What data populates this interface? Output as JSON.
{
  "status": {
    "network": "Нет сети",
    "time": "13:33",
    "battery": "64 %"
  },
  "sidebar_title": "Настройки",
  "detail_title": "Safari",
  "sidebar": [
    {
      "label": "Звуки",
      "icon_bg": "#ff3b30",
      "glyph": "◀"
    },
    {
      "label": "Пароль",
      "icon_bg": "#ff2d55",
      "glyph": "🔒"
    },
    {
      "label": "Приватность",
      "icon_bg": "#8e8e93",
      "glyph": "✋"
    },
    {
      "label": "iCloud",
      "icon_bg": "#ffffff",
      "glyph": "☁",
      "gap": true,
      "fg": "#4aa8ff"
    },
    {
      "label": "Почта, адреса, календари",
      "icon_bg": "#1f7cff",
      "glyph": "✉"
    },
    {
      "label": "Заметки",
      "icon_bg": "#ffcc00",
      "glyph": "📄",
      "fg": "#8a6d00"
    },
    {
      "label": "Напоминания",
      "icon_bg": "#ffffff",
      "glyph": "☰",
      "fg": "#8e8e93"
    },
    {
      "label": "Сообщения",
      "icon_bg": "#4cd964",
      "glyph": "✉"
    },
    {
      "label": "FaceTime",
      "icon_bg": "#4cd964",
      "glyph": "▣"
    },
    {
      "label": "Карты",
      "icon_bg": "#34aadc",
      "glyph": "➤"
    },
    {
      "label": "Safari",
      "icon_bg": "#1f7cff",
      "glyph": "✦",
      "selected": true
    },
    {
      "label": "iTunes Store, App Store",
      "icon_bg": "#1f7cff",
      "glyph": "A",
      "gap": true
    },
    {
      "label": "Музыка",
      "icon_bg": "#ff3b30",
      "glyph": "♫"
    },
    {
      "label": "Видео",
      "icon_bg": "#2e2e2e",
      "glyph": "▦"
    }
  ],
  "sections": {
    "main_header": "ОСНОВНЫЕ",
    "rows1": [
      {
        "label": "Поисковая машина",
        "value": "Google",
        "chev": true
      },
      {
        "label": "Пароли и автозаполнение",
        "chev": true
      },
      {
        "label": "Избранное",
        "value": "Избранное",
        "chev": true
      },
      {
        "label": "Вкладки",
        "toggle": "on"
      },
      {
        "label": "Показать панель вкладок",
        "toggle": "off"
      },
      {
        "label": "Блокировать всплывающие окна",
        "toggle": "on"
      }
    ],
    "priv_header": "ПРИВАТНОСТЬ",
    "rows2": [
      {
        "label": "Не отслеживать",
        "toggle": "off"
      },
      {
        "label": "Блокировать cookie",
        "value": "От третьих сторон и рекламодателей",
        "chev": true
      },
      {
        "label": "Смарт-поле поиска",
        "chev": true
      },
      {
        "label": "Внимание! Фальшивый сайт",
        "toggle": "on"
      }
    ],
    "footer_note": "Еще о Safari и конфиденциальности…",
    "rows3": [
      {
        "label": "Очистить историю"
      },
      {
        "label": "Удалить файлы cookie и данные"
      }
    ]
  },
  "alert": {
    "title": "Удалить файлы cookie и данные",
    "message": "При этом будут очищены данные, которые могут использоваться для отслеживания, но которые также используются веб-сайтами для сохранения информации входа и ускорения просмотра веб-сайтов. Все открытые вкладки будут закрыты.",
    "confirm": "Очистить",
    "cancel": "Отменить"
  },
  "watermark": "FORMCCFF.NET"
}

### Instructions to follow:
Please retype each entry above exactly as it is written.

### Task answer:
What data populates this interface? Output as JSON.
{
  "status": {
    "network": "Нет сети",
    "time": "13:33",
    "battery": "64 %"
  },
  "sidebar_title": "Настройки",
  "detail_title": "Safari",
  "sidebar": [
    {
      "label": "Звуки",
      "icon_bg": "#ff3b30",
      "glyph": "◀"
    },
    {
      "label": "Пароль",
      "icon_bg": "#ff2d55",
      "glyph": "🔒"
    },
    {
      "label": "Приватность",
      "icon_bg": "#8e8e93",
      "glyph": "✋"
    },
    {
      "label": "iCloud",
      "icon_bg": "#ffffff",
      "glyph": "☁",
      "gap": true,
      "fg": "#4aa8ff"
    },
    {
      "label": "Почта, адреса, календари",
      "icon_bg": "#1f7cff",
      "glyph": "✉"
    },
    {
      "label": "Заметки",
      "icon_bg": "#ffcc00",
      "glyph": "📄",
      "fg": "#8a6d00"
    },
    {
      "label": "Напоминания",
      "icon_bg": "#ffffff",
      "glyph": "☰",
      "fg": "#8e8e93"
    },
    {
      "label": "Сообщения",
      "icon_bg": "#4cd964",
      "glyph": "✉"
    },
    {
      "label": "FaceTime",
      "icon_bg": "#4cd964",
      "glyph": "▣"
    },
    {
      "label": "Карты",
      "icon_bg": "#34aadc",
      "glyph": "➤"
    },
    {
      "label": "Safari",
      "icon_bg": "#1f7cff",
      "glyph": "✦",
      "selected": true
    },
    {
      "label": "iTunes Store, App Store",
      "icon_bg": "#1f7cff",
      "glyph": "A",
      "gap": true
    },
    {
      "label": "Музыка",
      "icon_bg": "#ff3b30",
      "glyph": "♫"
    },
    {
      "label": "Видео",
      "icon_bg": "#2e2e2e",
      "glyph": "▦"
    }
  ],
  "sections": {
    "main_header": "ОСНОВНЫЕ",
    "rows1": [
      {
        "label": "Поисковая машина",
        "value": "Google",
        "chev": true
      },
      {
        "label": "Пароли и автозаполнение",
        "chev": true
      },
      {
        "label": "Избранное",
        "value": "Избранное",
        "chev": true
      },
      {
        "label": "Вкладки",
        "toggle": "on"
      },
      {
        "label": "Показать панель вкладок",
        "toggle": "off"
      },
      {
        "label": "Блокировать всплывающие окна",
        "toggle": "on"
      }
    ],
    "priv_header": "ПРИВАТНОСТЬ",
    "rows2": [
      {
        "label": "Не отслеживать",
        "toggle": "off"
      },
      {
        "label": "Блокировать cookie",
        "value": "От третьих сторон и рекламодателей",
        "chev": true
      },
      {
        "label": "Смарт-поле поиска",
        "chev": true
      },
      {
        "label": "Внимание! Фальшивый сайт",
        "toggle": "on"
      }
    ],
    "footer_note": "Еще о Safari и конфиденциальности…",
    "rows3": [
      {
        "label": "Очистить историю"
      },
      {
        "label": "Удалить файлы cookie и данные"
      }
    ]
  },
  "alert": {
    "title": "Удалить файлы cookie и данные",
    "message": "При этом будут очищены данные, которые могут использоваться для отслеживания, но которые также используются веб-сайтами для сохранения информации входа и ускорения просмотра веб-сайтов. Все открытые вкладки будут закрыты.",
    "confirm": "Очистить",
    "cancel": "Отменить"
  },
  "watermark": "FORMCCFF.NET"
}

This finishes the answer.